Almost 30 years later, Pittman, now 50, has continued expanding on his vocabulary, albeit within increasingly confined Pittman-esque borders. In general, Pittman's work has gotten more full of "stuff" as the years go by. His earliest paintings were comparatively spare. Over the years, his canvases have gradually grown more and more populated, turning in effect from towns into cities and generally taking one particular image as a recurring motif throughout a series: owls, for instance, or Visa and Mastercard credit cards.

A quick inventory of the objects populating Pittman's current paintings at Barbara Gladstone shows a peculiarly maritime bent. Sailing ships have been significant in Pittman's paintings before, but never quite this emphatically. Along with a pair of black and white Photo Realistic eyes that keeps cropping up ninja-like in painting after painting, the canvases are tangled with lanyards, yardarms, cutty sarks, wood and woodscrew combinations, captain lamps and -- over and over again -- images of the ocean itself. In one mild departure, a Seahawk helicopter hovers over the water in the lower right corner of the canvas, while a Los Angeles Class (so-called) submarine surfaces in the upper left.

The imagery in Pittman's paintings can be more or less "read," though in the spirit of free-association. An image of the sea, for instance, signifies the sea itself, stands in for the futility of man against nature, and also represents a host of ambivalent feelings about the sea -- from the life-giving to the death-bringing. When Pittman paints the word "hey" into a composition, we read it as the exclamation "hey" and also as a pictorial accent, like a splash of red paint.

About halfway through writing this text, a friend idly emailed to ask what I was up to. I told her I was writing a review of the Lari Pittman show in Chelsea, and she -- not being especially compelled by contemporary art, but curious and probably restless at work -- dutifully conducted a survey of Pittman's oeuvre on the Internet. "Poor guy," she wrote back a while later. "He seems much happier now."

With her dilettante's eye, my friend had stumbled upon that old cliché, "Good for the man, bad for the painter," and like the cliché about clichés, in this case it happens to be true.

If you put your hands up, movie-director style, and frame sections of the larger canvases, they work well. Mostly, though, the sense is that alongside greater and greater success (most of the paintings at Gladstone go for $60,000, with larger ones priced at $90,000 and drawings at $12,900), Pittman has grown overly familiar with his own work.

A large part of contemporary painting is about trying to escape the confines of art history, both on an individual and a larger social level. Pittman's new paintings have lost that sense of experimentation. In the older works, he didn't give a fuck and showed people what they were wanting to see (but of course didn't know that they wanted to see), and it what made him famous.

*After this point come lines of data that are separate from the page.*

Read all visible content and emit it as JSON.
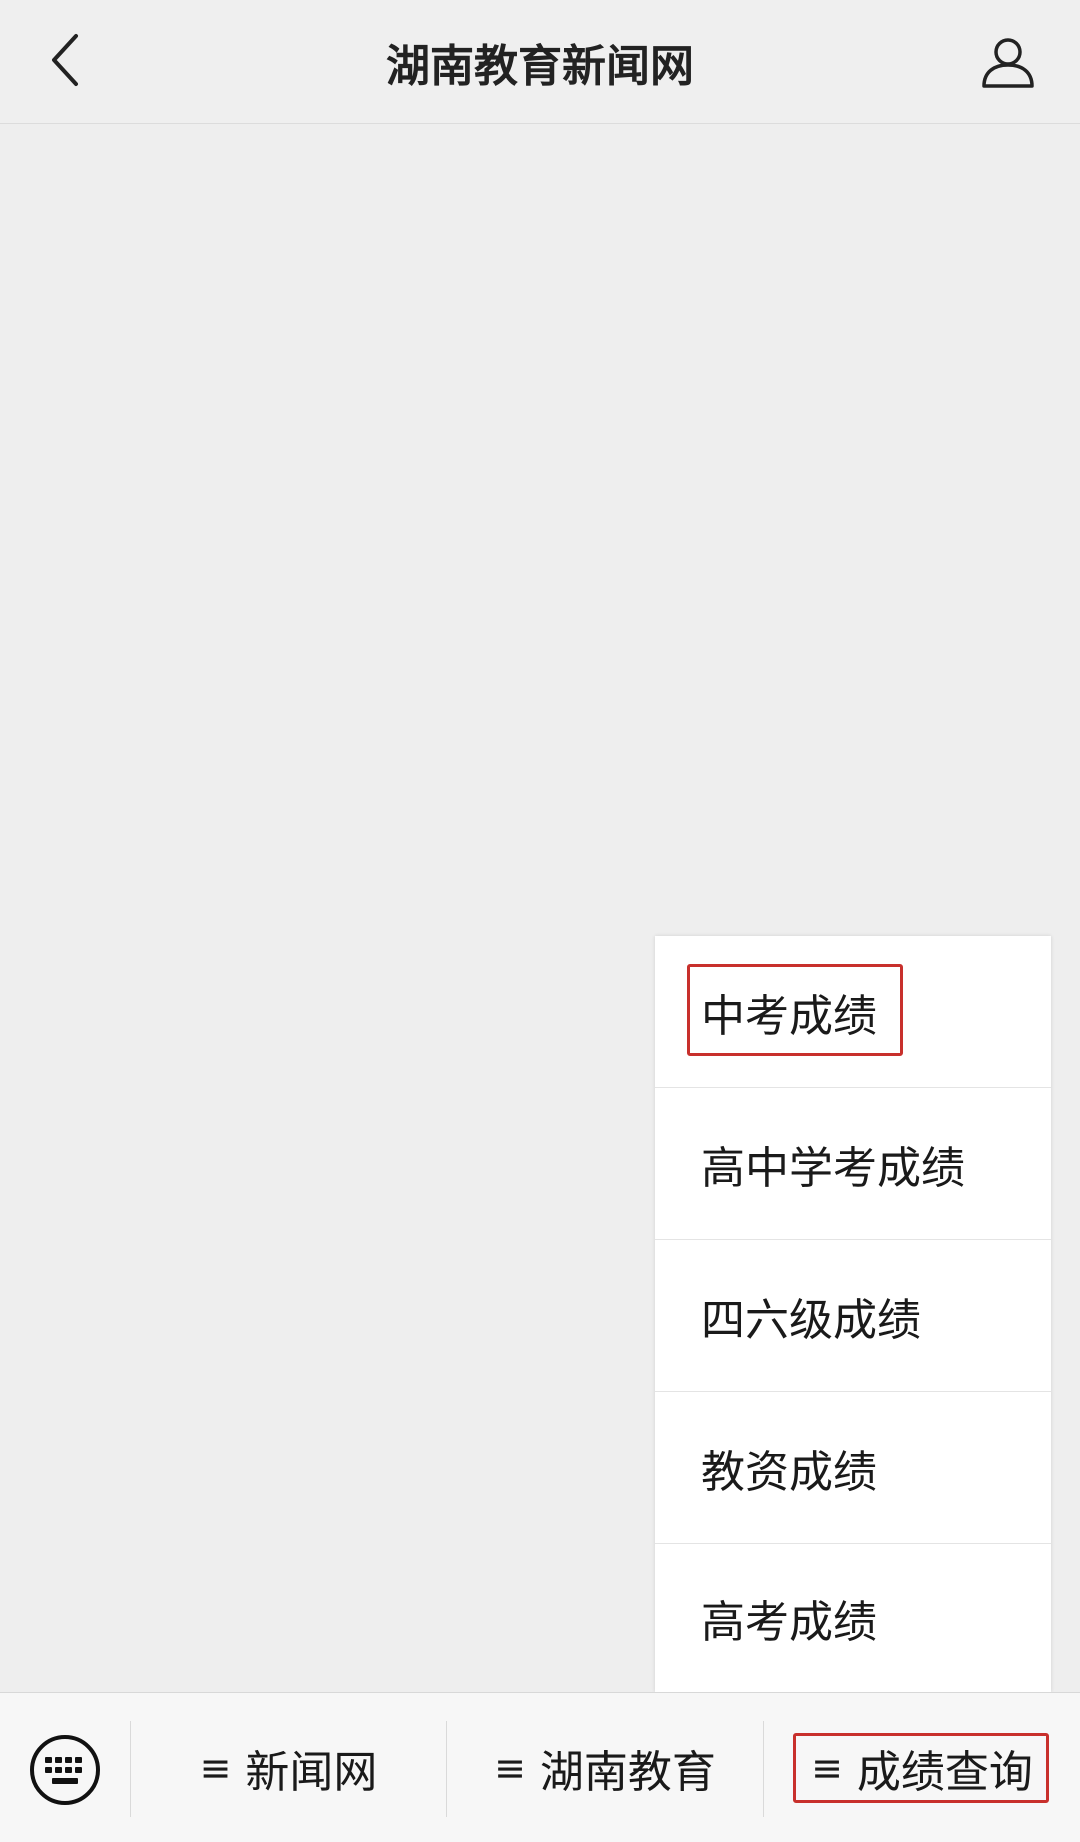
{
  "nav": {
    "title": "湖南教育新闻网",
    "back_icon": "chevron-left-icon",
    "profile_icon": "user-profile-icon"
  },
  "popup_menu": {
    "items": [
      {
        "label": "中考成绩",
        "highlighted": true
      },
      {
        "label": "高中学考成绩"
      },
      {
        "label": "四六级成绩"
      },
      {
        "label": "教资成绩"
      },
      {
        "label": "高考成绩"
      }
    ]
  },
  "bottom_bar": {
    "keyboard_icon": "keyboard-icon",
    "menu_glyph": "≡",
    "tabs": [
      {
        "label": "新闻网"
      },
      {
        "label": "湖南教育"
      },
      {
        "label": "成绩查询",
        "highlighted": true
      }
    ]
  },
  "colors": {
    "highlight": "#c8302c",
    "background": "#eeeeee",
    "menu_bg": "#ffffff",
    "text": "#1a1a1a"
  }
}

What's to dislike in virtuosity? It tends toward formula. Once he established his blueprint, Pittman simply expanded its size rather than its parameters. The result is an increasingly denuded treatment rather than a realization of where his strength lay -- in unflinching experimentation.

MICHAEL ROSSI is a writer who lives in New York.